The workers were fatally injured on 21 June 2008 when the swing stage scaffold they were using to carry out concrete patchwork on the Pegasus high-rise, then under construction at Broadbeach, failed and fell 26 levels to the ground.

According to Workplace Health and Safety Queensland

Allscaff Systems Pty Ltd, which erected the swing stage, is charged with failing to ensure the plant was erected in a way that ensured it was safe when used properly.

Ralph Michael Smith, director of Allscaff Systems Pty Ltd, is charged with failing to ensure the company complied with its obligations under the Act.

Karimbla Construction Services Pty Limited, which built the high-rise, is charged with breaching obligations as a person in control of a workplace and as project manager.

Pryme Constructions Pty Ltd, which undertook the concrete patching, is charged with breaching its obligations to ensure workplace health and safety.

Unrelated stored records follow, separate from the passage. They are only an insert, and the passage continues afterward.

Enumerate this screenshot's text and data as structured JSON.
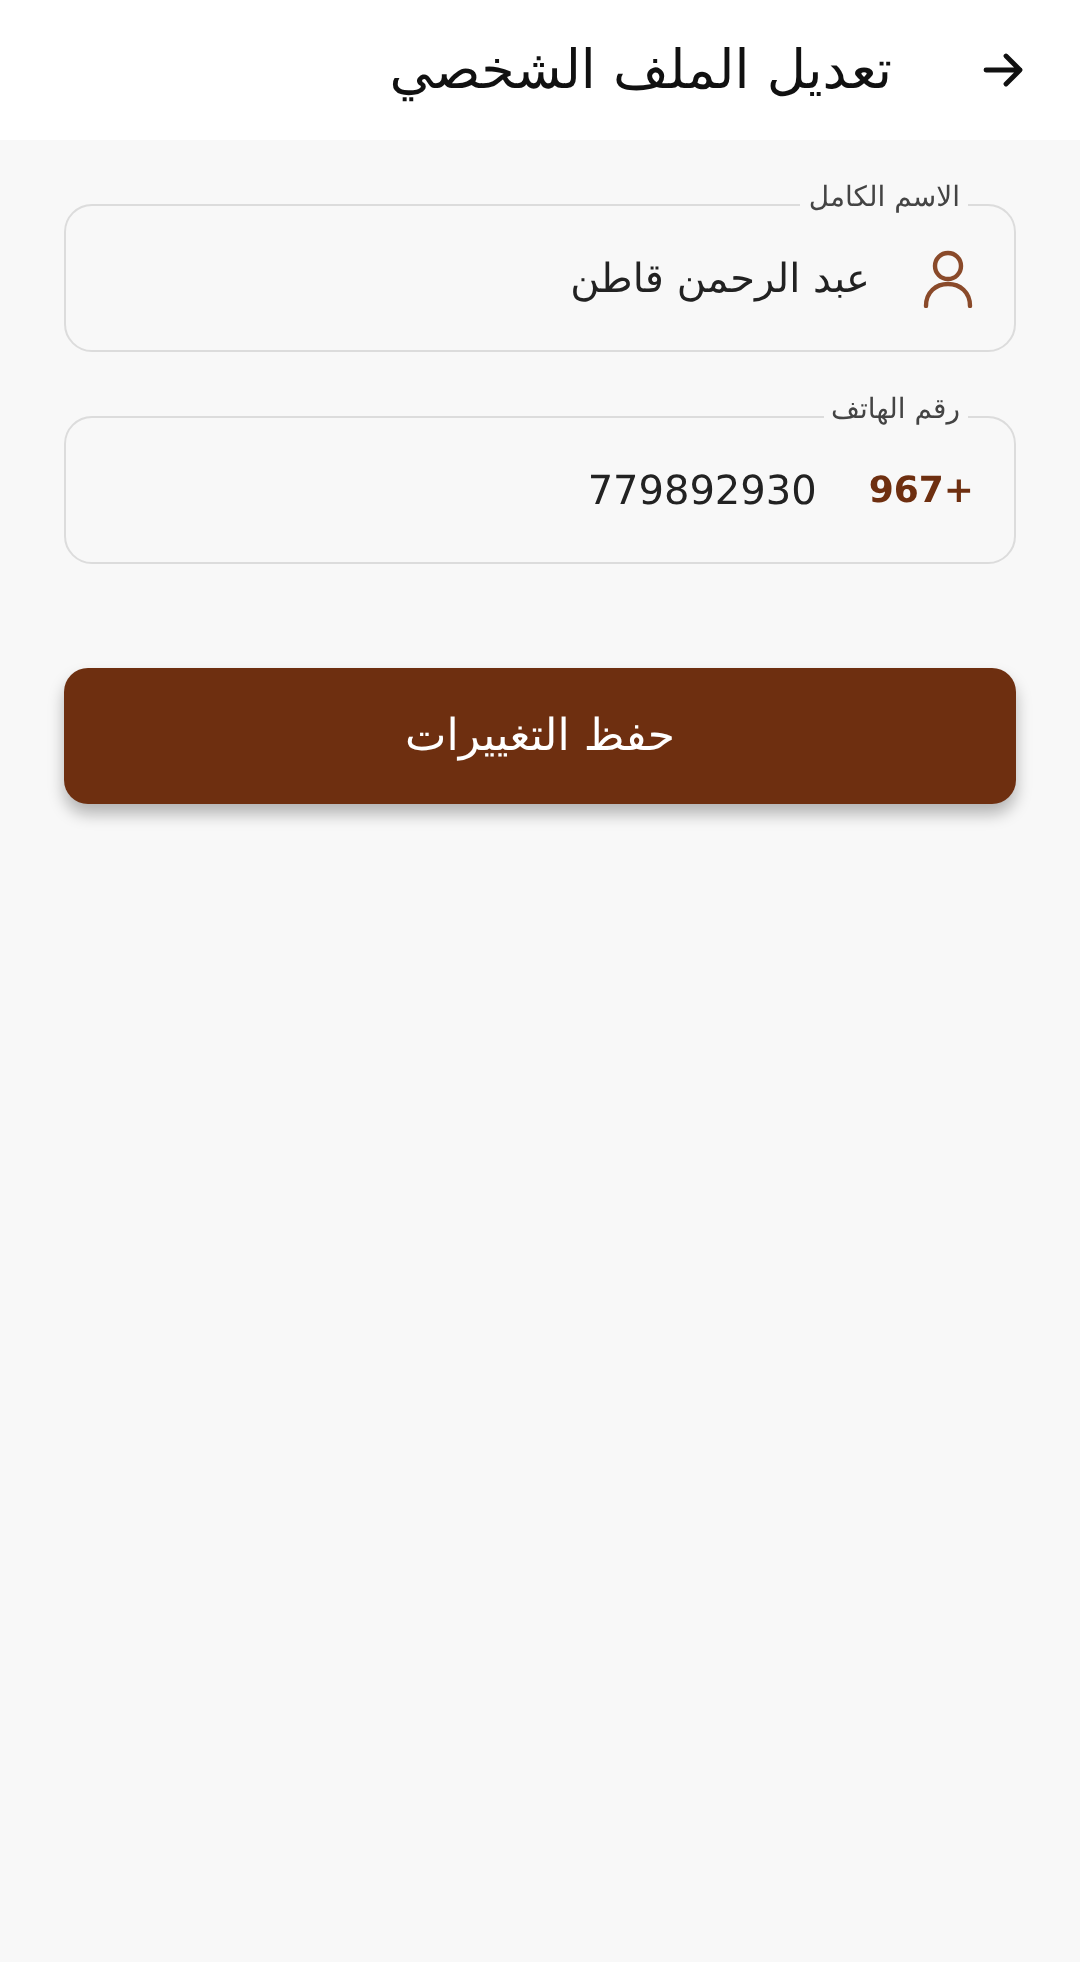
{
  "header": {
    "title": "تعديل الملف الشخصي"
  },
  "fields": [
    {
      "kind": "name",
      "label": "الاسم الكامل",
      "value": "عبد الرحمن قاطن"
    },
    {
      "kind": "phone",
      "label": "رقم الهاتف",
      "prefix": "967+",
      "value": "779892930"
    }
  ],
  "save_button": {
    "label": "حفظ التغييرات"
  }
}
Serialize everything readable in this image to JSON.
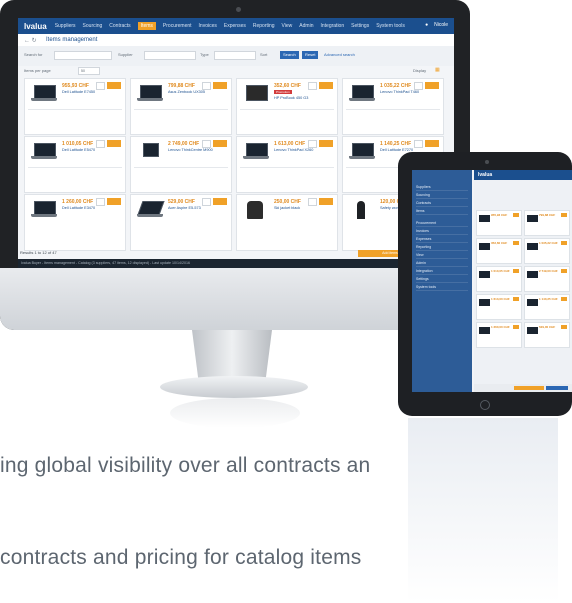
{
  "app": {
    "logo": "Ivalua",
    "nav": [
      "Suppliers",
      "Sourcing",
      "Contracts",
      "Items",
      "Procurement",
      "Invoices",
      "Expenses",
      "Reporting",
      "View",
      "Admin",
      "Integration",
      "Settings",
      "System tools"
    ],
    "active_nav": "Items",
    "user": "Nicole",
    "page_title": "Items management",
    "filters": {
      "search_label": "Search for",
      "supplier_label": "Supplier",
      "type_label": "Type",
      "sort_label": "Sort",
      "search_button": "Search",
      "reset_button": "Reset",
      "advanced_link": "Advanced search",
      "per_page_label": "Items per page",
      "per_page_value": "50",
      "display_label": "Display"
    },
    "products": [
      {
        "price": "955,93 CHF",
        "name": "Dell Latitude E7450",
        "image": "laptop"
      },
      {
        "price": "799,88 CHF",
        "name": "Asus Zenbook UX305",
        "image": "laptop"
      },
      {
        "price": "352,60 CHF",
        "name": "HP ProBook 450 G3",
        "image": "printer",
        "badge": "Promotion"
      },
      {
        "price": "1 035,22 CHF",
        "name": "Lenovo ThinkPad T460",
        "image": "laptop"
      },
      {
        "price": "1 010,05 CHF",
        "name": "Dell Latitude E5470",
        "image": "laptop"
      },
      {
        "price": "2 749,00 CHF",
        "name": "Lenovo ThinkCentre M900",
        "image": "desktop"
      },
      {
        "price": "1 613,00 CHF",
        "name": "Lenovo ThinkPad X260",
        "image": "laptop"
      },
      {
        "price": "1 140,25 CHF",
        "name": "Dell Latitude E7270",
        "image": "laptop"
      },
      {
        "price": "1 260,00 CHF",
        "name": "Dell Latitude E3470",
        "image": "laptop"
      },
      {
        "price": "529,00 CHF",
        "name": "Acer Aspire E5-573",
        "image": "laptop"
      },
      {
        "price": "250,00 CHF",
        "name": "Ski jacket black",
        "image": "jacket"
      },
      {
        "price": "120,00 CHF",
        "name": "Safety work overalls",
        "image": "person"
      }
    ],
    "pager": "Results 1 to 12 of 47",
    "cta": "Add items to punchout cart",
    "statusbar": "Ivalua Buyer - Items management - Catalog (3 suppliers, 47 items, 12 displayed) - Last update 10/14/2016"
  },
  "tablet": {
    "logo": "Ivalua",
    "sidebar": [
      "Suppliers",
      "Sourcing",
      "Contracts",
      "Items",
      "Procurement",
      "Invoices",
      "Expenses",
      "Reporting",
      "View",
      "Admin",
      "Integration",
      "Settings",
      "System tools"
    ]
  },
  "captions": {
    "line1": "ing global visibility over all contracts an",
    "line2": "contracts and pricing for catalog items"
  }
}
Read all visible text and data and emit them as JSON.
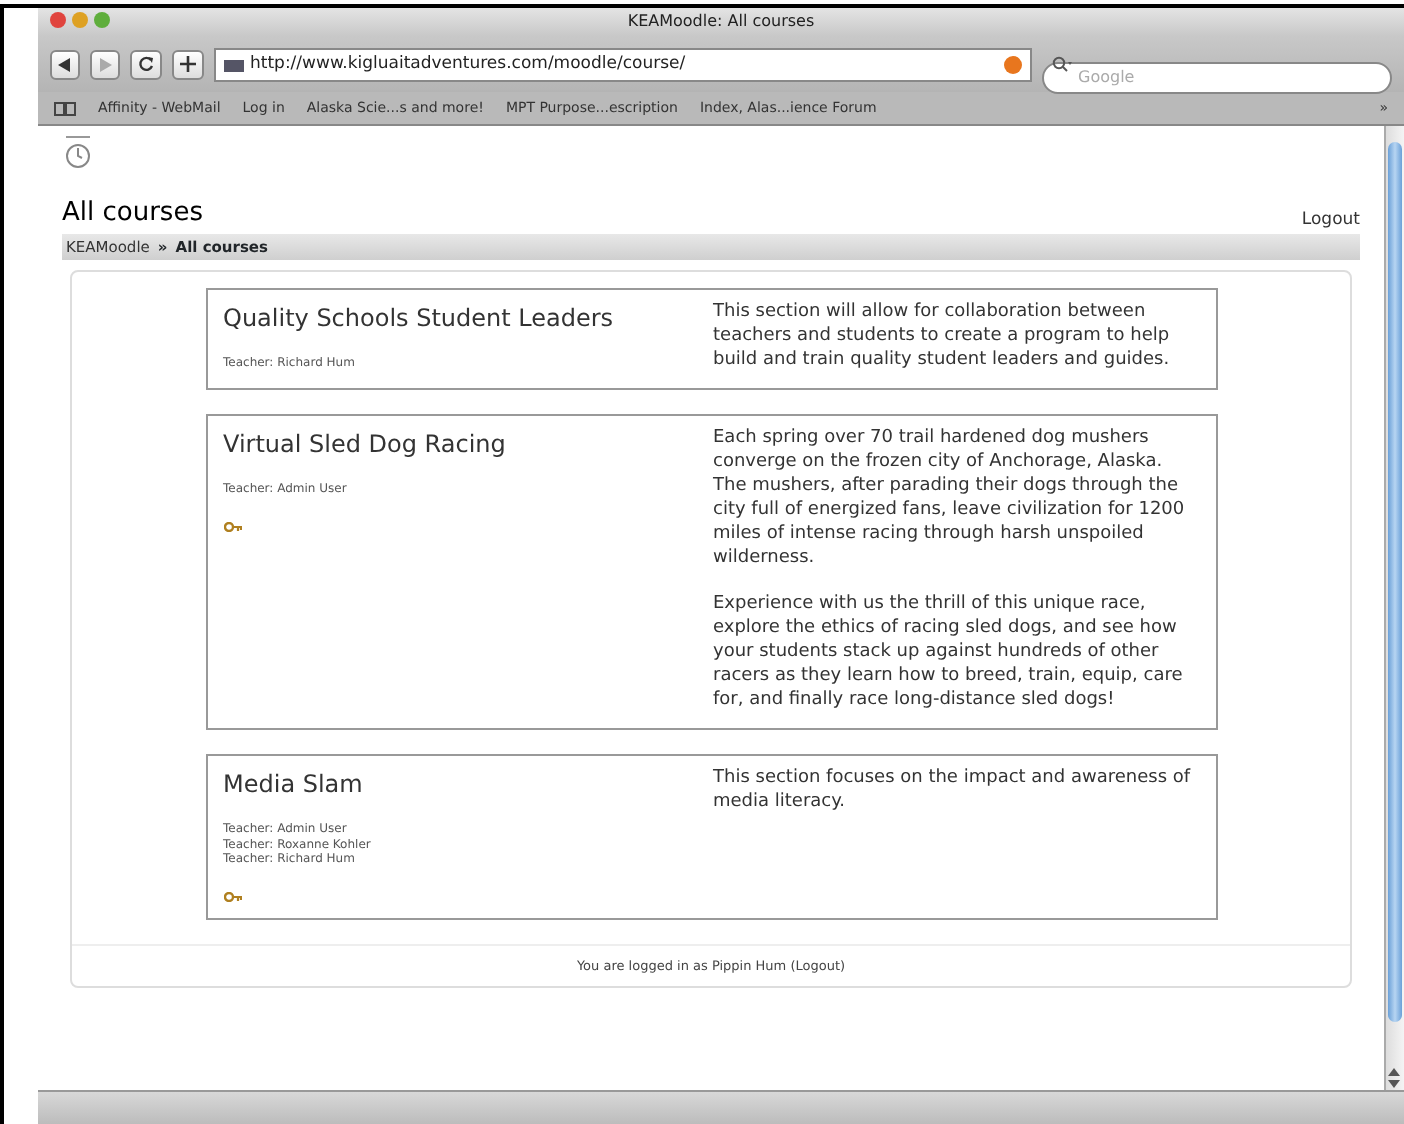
{
  "window": {
    "title": "KEAMoodle: All courses"
  },
  "toolbar": {
    "url": "http://www.kigluaitadventures.com/moodle/course/",
    "search": {
      "placeholder": "Google"
    }
  },
  "bookmarks": [
    "Affinity - WebMail",
    "Log in",
    "Alaska Scie...s and more!",
    "MPT Purpose...escription",
    "Index, Alas...ience Forum"
  ],
  "bookmarks_more": "»",
  "page": {
    "title": "All courses",
    "logout": "Logout",
    "breadcrumb": [
      {
        "label": "KEAMoodle",
        "link": true
      },
      {
        "label": "»",
        "link": false
      },
      {
        "label": "All courses",
        "link": false
      }
    ]
  },
  "courses": [
    {
      "name": "Quality Schools Student Leaders",
      "teachers": [
        "Teacher: Richard Hum"
      ],
      "guest_key": false,
      "description": [
        "This section will allow for collaboration between teachers and students to create a program to help build and train quality student leaders and guides."
      ]
    },
    {
      "name": "Virtual Sled Dog Racing",
      "teachers": [
        "Teacher: Admin User"
      ],
      "guest_key": true,
      "description": [
        "Each spring over 70 trail hardened dog mushers converge on the frozen city of Anchorage, Alaska. The mushers, after parading their dogs through the city full of energized fans, leave civilization for 1200 miles of intense racing through harsh unspoiled wilderness.",
        "Experience with us the thrill of this unique race, explore the ethics of racing sled dogs, and see how your students stack up against hundreds of other racers as they learn how to breed, train, equip, care for, and finally race long-distance sled dogs!"
      ]
    },
    {
      "name": "Media Slam",
      "teachers": [
        "Teacher: Admin User",
        "Teacher: Roxanne Kohler",
        "Teacher: Richard Hum"
      ],
      "guest_key": true,
      "description": [
        "This section focuses on the impact and awareness of media literacy."
      ]
    }
  ],
  "footer": {
    "text": "You are logged in as",
    "user": "Pippin Hum",
    "logout": "(Logout)"
  }
}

SsfetyAtWorkBlog will be following this case over the next few months.